Gary explained that he had been studying Civil Engineering when on the way home from a friend’s house one night, he was assaulted by a stranger in the street. Out of fear and instinct, Gary fought back and the stranger ran away only to go immediately to the local police station and make a complaint against Gary who was later arrested for GBH.
The police took a statement from Gary and following a full investigation, accepted that he had been acting in self-defence although they concluded that he had used excessive force. In Court, he was given a suspended sentence. He informed the university about the incident and was told that he would no longer be able to study due to the risk he posed to other students, staff and service users.
The university had given Gary the opportunity to appeal and Gary approached us to ask whether we would be able to write a letter of support.
We wrote to the university setting out our views on the importance of education and training as a way of giving individuals a realistic chance of desisting from crime. We quoted a previous Chief Executive of Unlock who said ‘education liberated him from a life of crime’.
Our letter set out the circumstances around Gary’s conviction and explained that although the law allowed an individual to use reasonable force to defend themselves from an attack, psychiatrists have gone on record stating their belief that people seeking to defend themselves from attack act with a combination of fear and anger which is not taken into account in Court.
We confirmed to the university that Gary’s conviction wouldn’t prevent him from meeting the requirements of any relevant professional body and stated our belief that upon successful completion of his degree, Gary would be able to secure suitable employment.
In addition to writing the letter, we suggested that Gary should contact other organisations such as the Longford Trust, the Prison Reform Trust and the Howard League and ask if they would also write letters of support. The Longford Trust agreed to do so.
Gary contacted us immediately after the appeal hearing and said:
I got back in! And your letter was very persuasive. In fact without support from you guys and the rest of the sector, I wouldn’t have been reinstated. I’m still struggling in a few areas but there’s a scrap of a chance of me getting on and succeeding now so I will!
This case highlights how universities can sometimes make decisions to exclude students without fully assessing the risk they pose and the relevancy of their conviction to the course they are studying.

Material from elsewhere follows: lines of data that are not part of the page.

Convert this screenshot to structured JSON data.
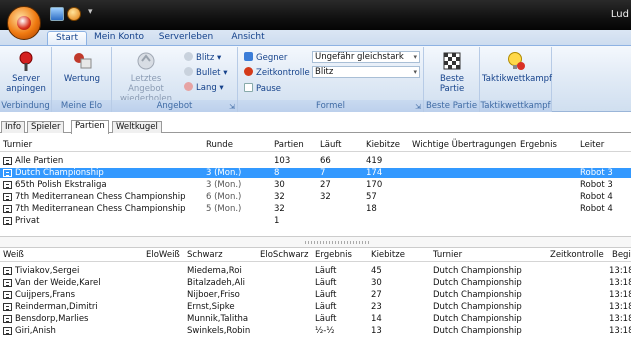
{
  "app": {
    "title": "Lud"
  },
  "ribbon": {
    "tabs": [
      "Start",
      "Mein Konto",
      "Serverleben",
      "Ansicht"
    ],
    "groups": {
      "verbindung": {
        "label": "Verbindung",
        "server": [
          "Server",
          "anpingen"
        ]
      },
      "meine_elo": {
        "label": "Meine Elo",
        "wertung": "Wertung"
      },
      "angebot": {
        "label": "Angebot",
        "letztes": [
          "Letztes Angebot",
          "wiederholen"
        ],
        "blitz": "Blitz",
        "bullet": "Bullet",
        "lang": "Lang"
      },
      "formel": {
        "label": "Formel",
        "gegner": "Gegner",
        "gegner_value": "Ungefähr gleichstark",
        "zeitkontrolle": "Zeitkontrolle",
        "zeit_value": "Blitz",
        "pause": "Pause"
      },
      "beste_partie": {
        "label": "Beste Partie",
        "btn": [
          "Beste",
          "Partie"
        ]
      },
      "taktik": {
        "label": "Taktikwettkampf",
        "btn": "Taktikwettkampf"
      }
    }
  },
  "doc_tabs": [
    "Info",
    "Spieler",
    "Partien",
    "Weltkugel"
  ],
  "tournaments": {
    "columns": [
      "Turnier",
      "Runde",
      "Partien",
      "Läuft",
      "Kiebitze",
      "Wichtige Übertragungen",
      "Ergebnis",
      "Leiter"
    ],
    "rows": [
      {
        "name": "Alle Partien",
        "runde": "",
        "partien": "103",
        "laeuft": "66",
        "kiebitze": "419",
        "leiter": ""
      },
      {
        "name": "Dutch Championship",
        "runde": "3 (Mon.)",
        "partien": "8",
        "laeuft": "7",
        "kiebitze": "174",
        "leiter": "Robot 3"
      },
      {
        "name": "65th Polish Ekstraliga",
        "runde": "3 (Mon.)",
        "partien": "30",
        "laeuft": "27",
        "kiebitze": "170",
        "leiter": "Robot 3"
      },
      {
        "name": "7th Mediterranean Chess Championship",
        "runde": "6 (Mon.)",
        "partien": "32",
        "laeuft": "32",
        "kiebitze": "57",
        "leiter": "Robot 4"
      },
      {
        "name": "7th Mediterranean Chess Championship",
        "runde": "5 (Mon.)",
        "partien": "32",
        "laeuft": "",
        "kiebitze": "18",
        "leiter": "Robot 4"
      },
      {
        "name": "Privat",
        "runde": "",
        "partien": "1",
        "laeuft": "",
        "kiebitze": "",
        "leiter": ""
      }
    ]
  },
  "games": {
    "columns": [
      "Weiß",
      "EloWeiß",
      "Schwarz",
      "EloSchwarz",
      "Ergebnis",
      "Kiebitze",
      "Turnier",
      "Zeitkontrolle",
      "Begi"
    ],
    "rows": [
      {
        "white": "Tiviakov,Sergei",
        "black": "Miedema,Roi",
        "result": "Läuft",
        "kiebitze": "45",
        "turnier": "Dutch Championship",
        "begin": "13:18"
      },
      {
        "white": "Van der Weide,Karel",
        "black": "Bitalzadeh,Ali",
        "result": "Läuft",
        "kiebitze": "30",
        "turnier": "Dutch Championship",
        "begin": "13:18"
      },
      {
        "white": "Cuijpers,Frans",
        "black": "Nijboer,Friso",
        "result": "Läuft",
        "kiebitze": "27",
        "turnier": "Dutch Championship",
        "begin": "13:18"
      },
      {
        "white": "Reinderman,Dimitri",
        "black": "Ernst,Sipke",
        "result": "Läuft",
        "kiebitze": "23",
        "turnier": "Dutch Championship",
        "begin": "13:18"
      },
      {
        "white": "Bensdorp,Marlies",
        "black": "Munnik,Talitha",
        "result": "Läuft",
        "kiebitze": "14",
        "turnier": "Dutch Championship",
        "begin": "13:18"
      },
      {
        "white": "Giri,Anish",
        "black": "Swinkels,Robin",
        "result": "½-½",
        "kiebitze": "13",
        "turnier": "Dutch Championship",
        "begin": "13:18"
      }
    ]
  },
  "colors": {
    "selection": "#3399ff",
    "ribbon_text": "#15428b",
    "group_label": "#3e6aa4",
    "titlebar": "#111111"
  }
}
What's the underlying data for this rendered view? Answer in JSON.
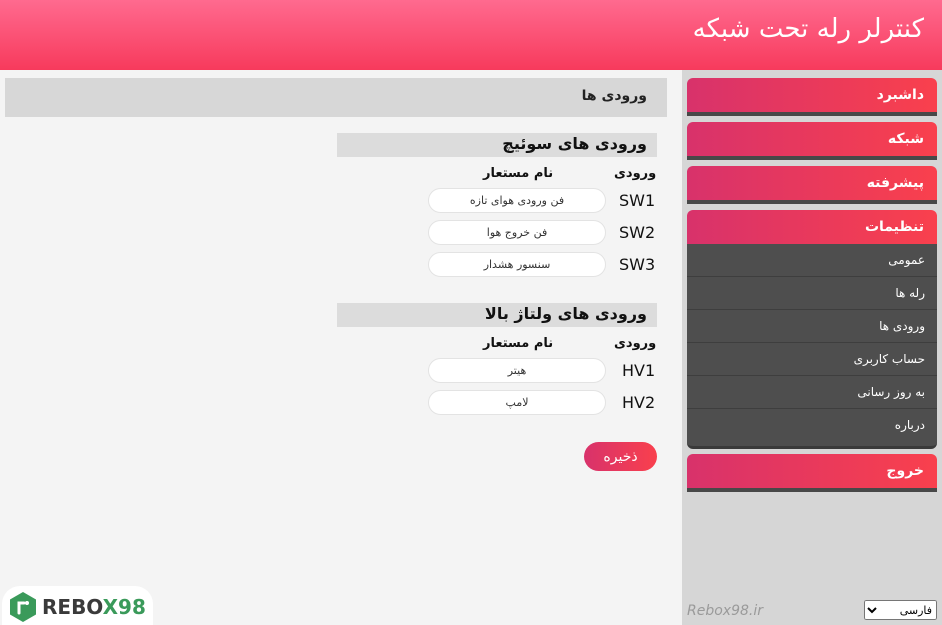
{
  "header": {
    "title": "کنترلر رله تحت شبکه"
  },
  "sidebar": {
    "dashboard": "داشبرد",
    "network": "شبکه",
    "advanced": "پیشرفته",
    "settings": "تنظیمات",
    "submenu": [
      "عمومی",
      "رله ها",
      "ورودی ها",
      "حساب کاربری",
      "به روز رسانی",
      "درباره"
    ],
    "logout": "خروج"
  },
  "footer": {
    "link": "Rebox98.ir",
    "language": {
      "selected": "فارسی"
    }
  },
  "page": {
    "title": "ورودی ها",
    "switch_section": {
      "title": "ورودی های سوئیچ",
      "col_input": "ورودی",
      "col_alias": "نام مستعار",
      "rows": [
        {
          "code": "SW1",
          "alias": "فن ورودی هوای تازه"
        },
        {
          "code": "SW2",
          "alias": "فن خروج هوا"
        },
        {
          "code": "SW3",
          "alias": "سنسور هشدار"
        }
      ]
    },
    "hv_section": {
      "title": "ورودی های ولتاژ بالا",
      "col_input": "ورودی",
      "col_alias": "نام مستعار",
      "rows": [
        {
          "code": "HV1",
          "alias": "هیتر"
        },
        {
          "code": "HV2",
          "alias": "لامپ"
        }
      ]
    },
    "save": "ذخیره"
  },
  "logo": {
    "text_a": "REBO",
    "text_b": "X98",
    "accent": "#3a9a5a"
  },
  "colors": {
    "header": "#f73a5c",
    "button": "#f9404d",
    "submenu": "#4e4e4e"
  }
}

Notes about this case study
This case study relates to Unlock’s casework.
Names and details have been changed to protect the identity of those involved.